--- Data shown ---

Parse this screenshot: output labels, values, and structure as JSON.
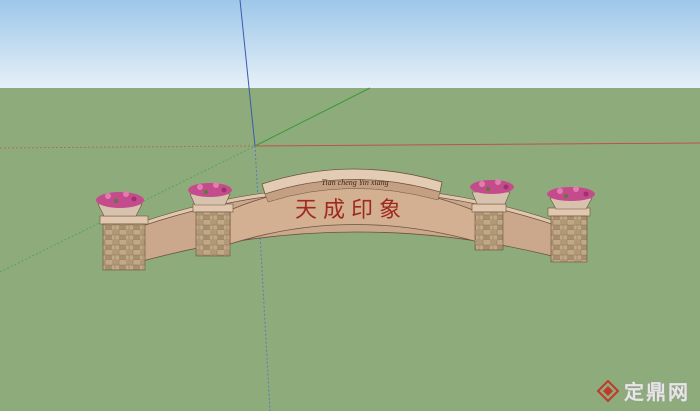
{
  "viewport": {
    "label": "3D model viewport"
  },
  "sign": {
    "chinese": "天成印象",
    "pinyin": "Tian cheng  Yin xiang"
  },
  "watermark": {
    "text": "定鼎网",
    "logo_icon": "diamond-logo-icon"
  },
  "colors": {
    "sky_top": "#9dc7e9",
    "sky_bottom": "#e6f0f8",
    "ground": "#8eac7b",
    "wall": "#cba88c",
    "cap": "#e0c7ae",
    "stone": "#b89f7e",
    "text_red": "#9e2a1f",
    "flowers": "#c44c8c"
  }
}
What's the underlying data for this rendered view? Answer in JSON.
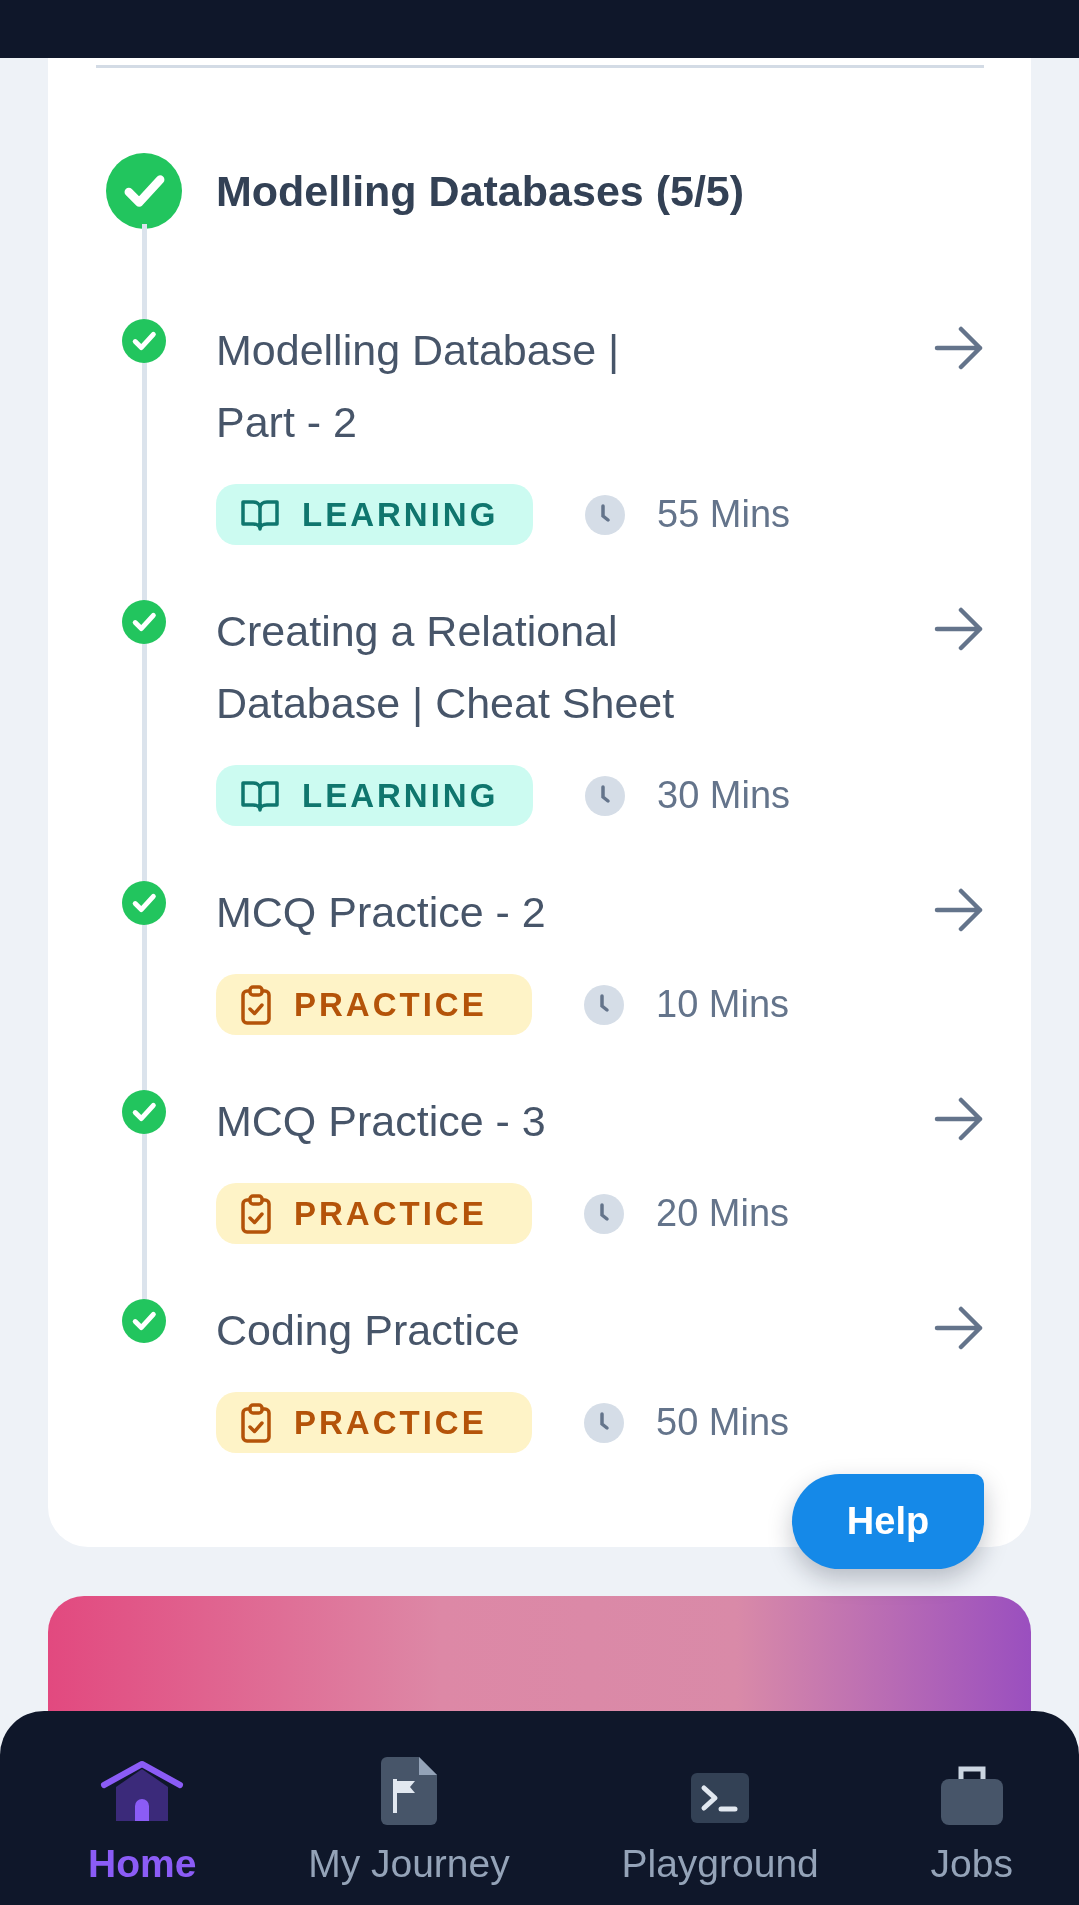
{
  "section": {
    "title": "Modelling Databases (5/5)",
    "completed": true
  },
  "items": [
    {
      "title": "Modelling Database | Part - 2",
      "completed": true,
      "tag": {
        "kind": "learning",
        "label": "LEARNING"
      },
      "duration": "55 Mins"
    },
    {
      "title": "Creating a Relational Database | Cheat Sheet",
      "completed": true,
      "tag": {
        "kind": "learning",
        "label": "LEARNING"
      },
      "duration": "30 Mins"
    },
    {
      "title": "MCQ Practice - 2",
      "completed": true,
      "tag": {
        "kind": "practice",
        "label": "PRACTICE"
      },
      "duration": "10 Mins"
    },
    {
      "title": "MCQ Practice - 3",
      "completed": true,
      "tag": {
        "kind": "practice",
        "label": "PRACTICE"
      },
      "duration": "20 Mins"
    },
    {
      "title": "Coding Practice",
      "completed": true,
      "tag": {
        "kind": "practice",
        "label": "PRACTICE"
      },
      "duration": "50 Mins"
    }
  ],
  "help_button": "Help",
  "bottom_nav": [
    {
      "label": "Home",
      "selected": true
    },
    {
      "label": "My Journey",
      "selected": false
    },
    {
      "label": "Playground",
      "selected": false
    },
    {
      "label": "Jobs",
      "selected": false
    }
  ]
}
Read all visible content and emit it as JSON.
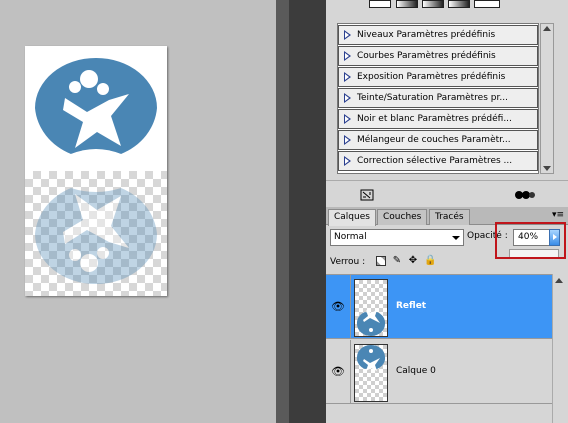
{
  "adjustments": {
    "items": [
      {
        "label": "Niveaux Paramètres prédéfinis"
      },
      {
        "label": "Courbes Paramètres prédéfinis"
      },
      {
        "label": "Exposition Paramètres prédéfinis"
      },
      {
        "label": "Teinte/Saturation Paramètres pr..."
      },
      {
        "label": "Noir et blanc Paramètres prédéfi..."
      },
      {
        "label": "Mélangeur de couches Paramètr..."
      },
      {
        "label": "Correction sélective Paramètres ..."
      }
    ]
  },
  "layers_panel": {
    "tabs": [
      {
        "label": "Calques",
        "active": true
      },
      {
        "label": "Couches",
        "active": false
      },
      {
        "label": "Tracés",
        "active": false
      }
    ],
    "blend_mode": "Normal",
    "opacity_label": "Opacité :",
    "opacity_value": "40%",
    "lock_label": "Verrou :",
    "layers": [
      {
        "name": "Reflet",
        "selected": true
      },
      {
        "name": "Calque 0",
        "selected": false
      }
    ]
  },
  "colors": {
    "logo_blue": "#4a86b4",
    "selection_blue": "#3d95f5",
    "highlight_red": "#c0151b"
  },
  "icons": [
    "visibility-eye-icon",
    "lock-transparency-icon",
    "lock-brush-icon",
    "lock-move-icon",
    "lock-all-icon",
    "panel-menu-icon",
    "clip-icon",
    "eye-glasses-icon"
  ]
}
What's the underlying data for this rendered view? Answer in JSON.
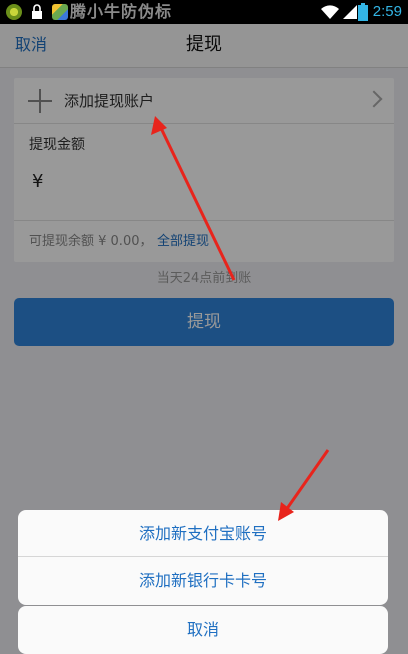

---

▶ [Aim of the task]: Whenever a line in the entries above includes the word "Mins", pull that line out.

▶ [Response to the task]:
      "duration": "55 Mins"
      "duration": "30 Mins"
      "duration": "10 Mins"
      "duration": "20 Mins"
      "duration": "50 Mins"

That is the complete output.